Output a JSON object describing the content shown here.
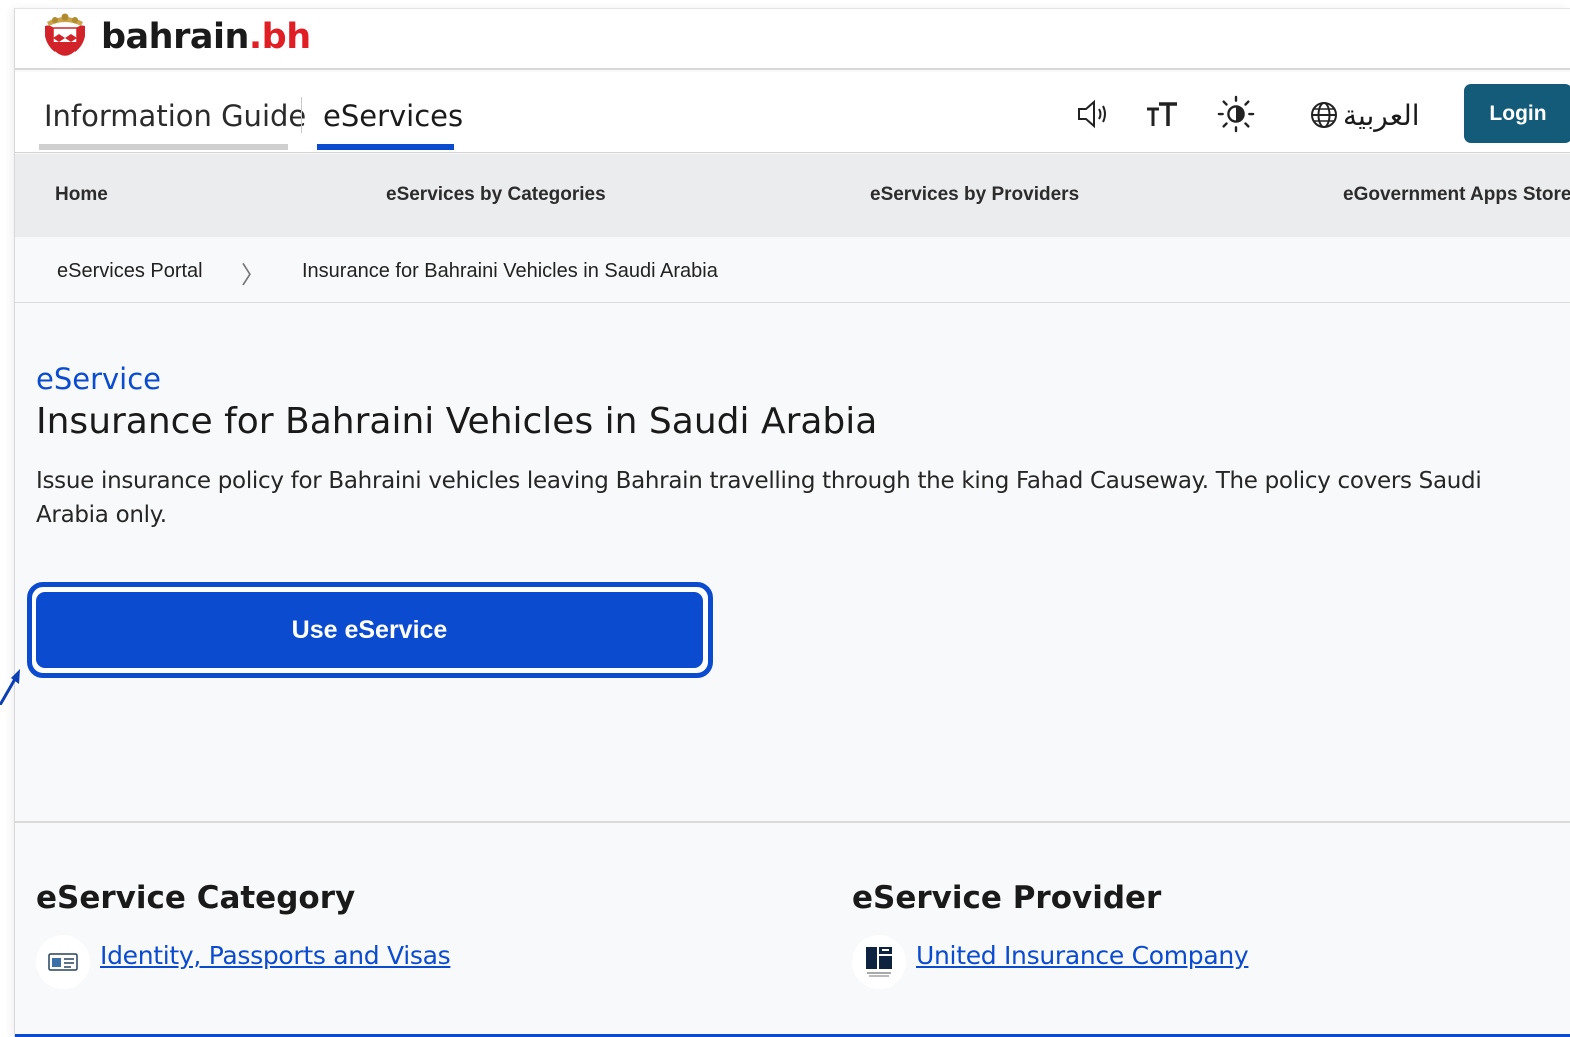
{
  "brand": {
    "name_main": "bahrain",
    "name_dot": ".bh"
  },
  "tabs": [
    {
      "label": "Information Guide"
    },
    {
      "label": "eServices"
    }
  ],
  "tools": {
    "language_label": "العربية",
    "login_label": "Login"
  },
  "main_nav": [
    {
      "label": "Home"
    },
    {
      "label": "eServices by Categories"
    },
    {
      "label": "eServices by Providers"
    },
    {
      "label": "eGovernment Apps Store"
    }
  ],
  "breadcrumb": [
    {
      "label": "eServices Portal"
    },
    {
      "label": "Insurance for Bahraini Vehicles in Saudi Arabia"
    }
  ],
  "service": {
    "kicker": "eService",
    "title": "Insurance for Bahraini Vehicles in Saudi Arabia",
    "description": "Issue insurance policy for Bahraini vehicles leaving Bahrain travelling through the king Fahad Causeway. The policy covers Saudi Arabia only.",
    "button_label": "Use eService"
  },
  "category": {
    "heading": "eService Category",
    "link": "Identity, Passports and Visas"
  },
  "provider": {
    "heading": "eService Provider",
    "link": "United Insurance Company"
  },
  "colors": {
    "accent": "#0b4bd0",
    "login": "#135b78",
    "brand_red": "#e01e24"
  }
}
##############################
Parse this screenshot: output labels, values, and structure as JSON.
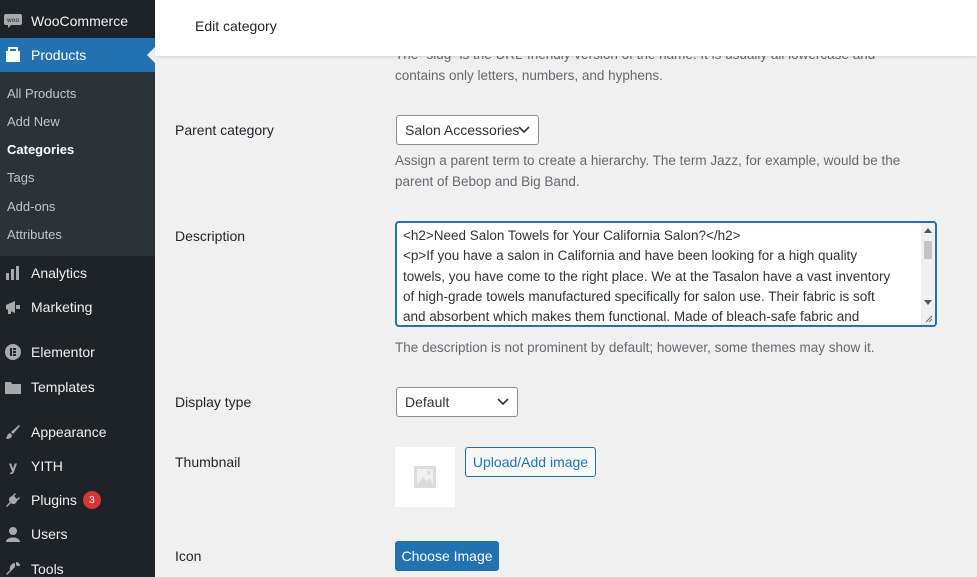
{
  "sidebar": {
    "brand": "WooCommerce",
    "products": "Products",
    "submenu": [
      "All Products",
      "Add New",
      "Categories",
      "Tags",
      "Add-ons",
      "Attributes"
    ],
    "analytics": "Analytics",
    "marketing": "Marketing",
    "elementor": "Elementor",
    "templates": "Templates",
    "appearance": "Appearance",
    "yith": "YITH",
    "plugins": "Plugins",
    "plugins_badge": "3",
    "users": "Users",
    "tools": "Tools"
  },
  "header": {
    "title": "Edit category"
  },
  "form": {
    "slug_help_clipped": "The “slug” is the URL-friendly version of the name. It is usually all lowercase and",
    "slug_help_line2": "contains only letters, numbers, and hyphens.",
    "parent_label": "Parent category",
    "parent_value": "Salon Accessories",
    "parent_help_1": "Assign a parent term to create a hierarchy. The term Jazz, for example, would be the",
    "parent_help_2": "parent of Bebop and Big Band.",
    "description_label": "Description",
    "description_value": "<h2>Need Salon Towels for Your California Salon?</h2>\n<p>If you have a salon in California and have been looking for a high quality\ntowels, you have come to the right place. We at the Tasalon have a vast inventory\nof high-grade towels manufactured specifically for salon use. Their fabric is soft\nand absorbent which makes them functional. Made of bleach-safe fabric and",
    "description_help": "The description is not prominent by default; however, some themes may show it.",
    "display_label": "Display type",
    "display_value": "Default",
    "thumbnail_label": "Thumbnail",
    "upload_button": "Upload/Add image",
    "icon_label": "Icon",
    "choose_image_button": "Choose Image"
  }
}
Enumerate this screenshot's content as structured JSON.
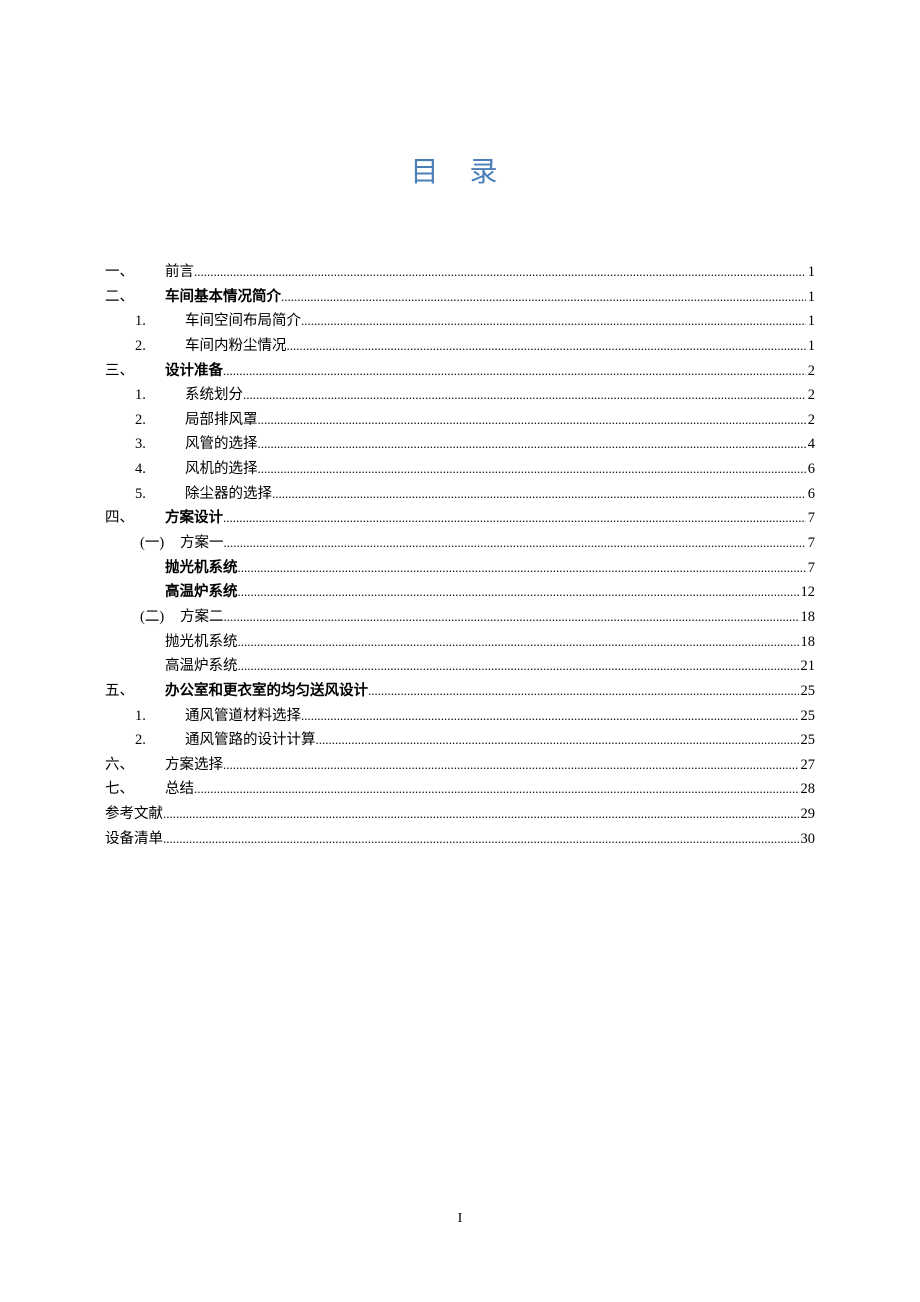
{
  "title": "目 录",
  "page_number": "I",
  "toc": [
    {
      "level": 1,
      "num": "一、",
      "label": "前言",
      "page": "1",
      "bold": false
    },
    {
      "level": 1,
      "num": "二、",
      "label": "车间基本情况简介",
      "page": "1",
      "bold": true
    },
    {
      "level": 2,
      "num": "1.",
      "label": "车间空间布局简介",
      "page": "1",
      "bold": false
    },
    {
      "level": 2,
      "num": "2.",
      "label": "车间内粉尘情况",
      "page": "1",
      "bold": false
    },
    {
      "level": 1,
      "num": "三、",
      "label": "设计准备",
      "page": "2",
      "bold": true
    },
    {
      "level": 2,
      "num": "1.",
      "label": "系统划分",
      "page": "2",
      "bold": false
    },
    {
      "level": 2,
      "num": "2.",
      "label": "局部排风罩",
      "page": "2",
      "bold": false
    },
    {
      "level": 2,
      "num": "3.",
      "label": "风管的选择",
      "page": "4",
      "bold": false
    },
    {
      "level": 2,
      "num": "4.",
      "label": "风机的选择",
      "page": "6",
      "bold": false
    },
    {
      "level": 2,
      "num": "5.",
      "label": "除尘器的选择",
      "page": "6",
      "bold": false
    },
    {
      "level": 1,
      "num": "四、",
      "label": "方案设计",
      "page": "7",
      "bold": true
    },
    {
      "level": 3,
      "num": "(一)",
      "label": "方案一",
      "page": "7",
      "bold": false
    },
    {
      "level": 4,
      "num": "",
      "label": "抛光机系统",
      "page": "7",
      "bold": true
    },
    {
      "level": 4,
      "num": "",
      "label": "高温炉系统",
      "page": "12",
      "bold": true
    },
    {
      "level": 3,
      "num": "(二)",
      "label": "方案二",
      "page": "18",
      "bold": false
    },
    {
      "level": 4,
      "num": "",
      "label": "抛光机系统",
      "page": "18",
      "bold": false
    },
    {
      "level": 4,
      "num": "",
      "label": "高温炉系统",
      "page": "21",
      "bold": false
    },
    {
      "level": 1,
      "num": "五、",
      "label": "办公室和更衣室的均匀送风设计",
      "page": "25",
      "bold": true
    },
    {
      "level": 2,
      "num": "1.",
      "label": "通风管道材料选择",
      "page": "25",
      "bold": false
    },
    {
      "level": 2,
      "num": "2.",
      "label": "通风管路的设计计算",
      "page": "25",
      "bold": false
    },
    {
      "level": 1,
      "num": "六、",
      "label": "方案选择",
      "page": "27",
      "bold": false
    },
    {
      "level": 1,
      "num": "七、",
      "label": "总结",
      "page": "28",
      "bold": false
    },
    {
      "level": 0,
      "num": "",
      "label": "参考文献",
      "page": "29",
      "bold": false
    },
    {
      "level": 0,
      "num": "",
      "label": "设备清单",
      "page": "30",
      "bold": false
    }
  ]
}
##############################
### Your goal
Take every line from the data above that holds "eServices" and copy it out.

### Exercise solution
      "label": "eServices"
      "label": "eServices by Categories"
      "label": "eServices by Providers"
      "label": "eServices Portal"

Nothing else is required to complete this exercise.